MMH: There is a misconception that independence is equal to going beyond accountability. The judges themselves are not above law. Neither are they there without accountability nor is this what we advocated for, when we talk about independence. There are a number of institutional checks for doing justice by changing decisions of the judges. The concept of accountability of the judges is different. A person, aggrieved by the decision of a judge sitting in the lower tier, can go for an appeal or revision of the same. This too is one sort of accountability. The judges sitting at different tiers of the judiciary have accountability to themselves and also to the common people asking for justice. If illegality, gross negligence or bias is found by the higher tier, necessary order shall follow. The matter shall be recorded in the Annual Confidential Report (ACR) and the judges with bad or undesirable ACRs may rarely be considered for promotion. Within this existing framework, the idea of complete absence of accountability is a myth and the same is not at all desirable.
LD: After a decade of separation of the judiciary, how do you see the state of judicial independence in the post Masder Hossain context?

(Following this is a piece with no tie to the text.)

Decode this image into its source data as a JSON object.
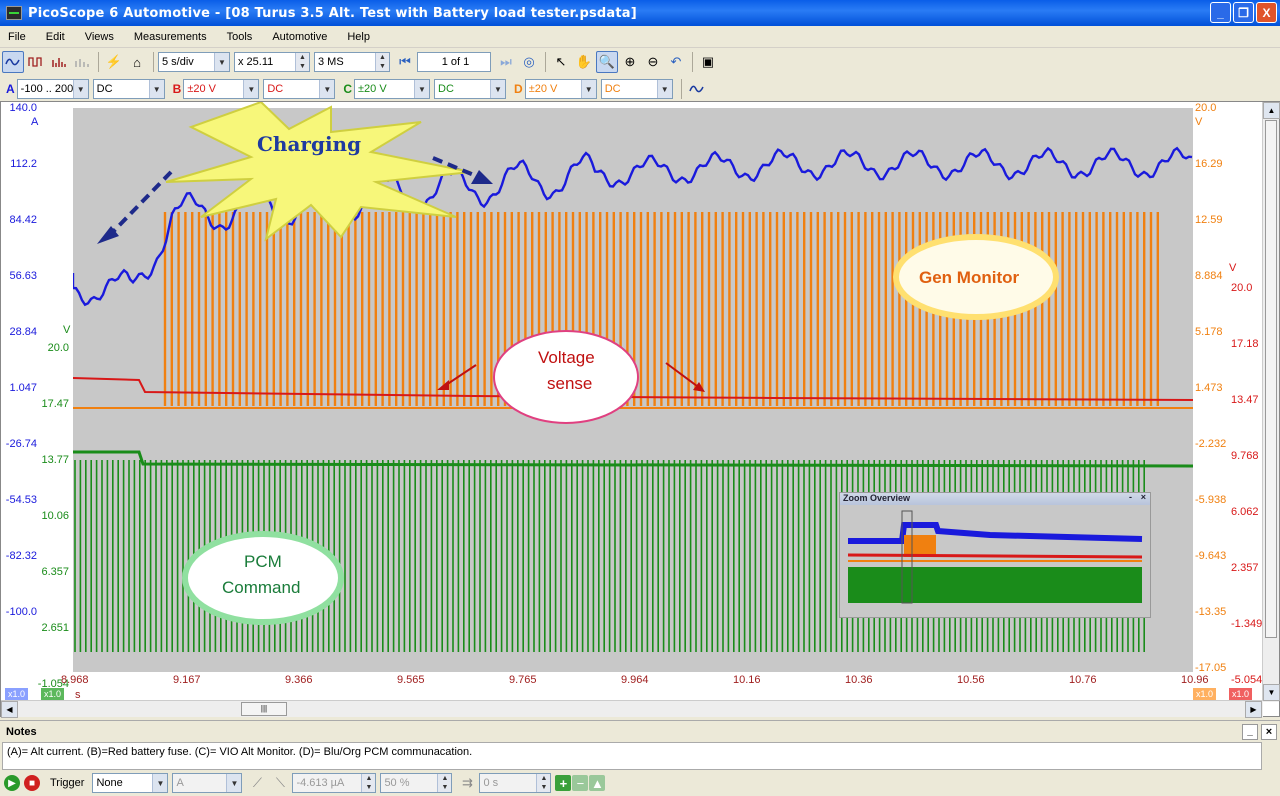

MMH: Article 22 of our Constitution can be traced back to the 21-Point Programme objectives incorporated in the election manifesto of the United Front in 1954. Among the 21-point demands, separation of the judiciary from the executive was the 15th. However, the State only ensured the insertion of that objective in the Constitution but did nothing to implement the same. In the words of Justice Md. Hasan Amin who decided Masder Hossain Case in the HCD, the judges are not employees; they exercise the sovereign judicial power of the State. We are separated without certainty of tenure and other conditions in their strictest sense. And this indeed is not enough. The concepts of independence and impartiality of the judiciary are interdependent. None can sustain without the other. Impartiality is a state of mind and independence of the judiciary is both a state of mind and a particular status. The Government in power has indeed worked in favour of judicial service through the creation of posts and increase of pay scales. Still one judge in the subordinate court shares his Ejlash (court room) with three other judges. Independence doesn't only mean separation. It implies the ability to adjudicate disputes without any interference or fear, it implies certainty of tenure and economic independence.
LD: Thank you for your time.
MMH: You are welcome.